App and web page records

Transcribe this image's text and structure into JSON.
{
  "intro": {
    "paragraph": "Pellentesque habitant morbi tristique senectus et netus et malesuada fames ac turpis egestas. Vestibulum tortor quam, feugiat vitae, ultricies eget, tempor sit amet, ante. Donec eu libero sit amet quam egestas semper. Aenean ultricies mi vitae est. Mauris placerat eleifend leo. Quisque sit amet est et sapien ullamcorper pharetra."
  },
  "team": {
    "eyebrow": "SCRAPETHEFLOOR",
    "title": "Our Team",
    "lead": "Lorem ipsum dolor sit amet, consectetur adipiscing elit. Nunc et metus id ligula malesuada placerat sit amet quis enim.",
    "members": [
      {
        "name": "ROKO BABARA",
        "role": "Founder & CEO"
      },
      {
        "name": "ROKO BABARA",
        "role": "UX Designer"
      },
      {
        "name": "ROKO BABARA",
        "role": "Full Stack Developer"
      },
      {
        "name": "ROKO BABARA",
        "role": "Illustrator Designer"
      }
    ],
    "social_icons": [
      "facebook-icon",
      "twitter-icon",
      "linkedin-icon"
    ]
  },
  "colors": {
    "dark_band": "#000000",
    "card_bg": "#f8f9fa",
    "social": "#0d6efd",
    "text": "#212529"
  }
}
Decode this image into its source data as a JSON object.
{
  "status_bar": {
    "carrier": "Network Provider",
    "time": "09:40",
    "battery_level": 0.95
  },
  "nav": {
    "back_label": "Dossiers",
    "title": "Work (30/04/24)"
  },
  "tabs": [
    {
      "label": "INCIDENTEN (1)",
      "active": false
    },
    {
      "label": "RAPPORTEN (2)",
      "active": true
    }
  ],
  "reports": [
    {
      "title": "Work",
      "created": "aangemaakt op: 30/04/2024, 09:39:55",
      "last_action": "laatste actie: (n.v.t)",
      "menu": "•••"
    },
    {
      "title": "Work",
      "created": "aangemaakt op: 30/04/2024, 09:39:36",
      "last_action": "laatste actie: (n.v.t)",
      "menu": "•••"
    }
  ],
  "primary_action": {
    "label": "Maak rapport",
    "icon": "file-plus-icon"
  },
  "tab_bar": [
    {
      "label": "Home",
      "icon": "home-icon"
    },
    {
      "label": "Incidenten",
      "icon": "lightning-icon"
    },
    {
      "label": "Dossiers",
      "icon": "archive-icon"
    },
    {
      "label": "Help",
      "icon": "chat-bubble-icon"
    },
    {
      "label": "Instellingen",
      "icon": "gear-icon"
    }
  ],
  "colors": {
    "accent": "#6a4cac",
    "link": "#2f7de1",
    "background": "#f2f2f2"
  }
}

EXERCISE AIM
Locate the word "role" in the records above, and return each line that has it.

REPLY
        "role": "Founder & CEO"
        "role": "UX Designer"
        "role": "Full Stack Developer"
        "role": "Illustrator Designer"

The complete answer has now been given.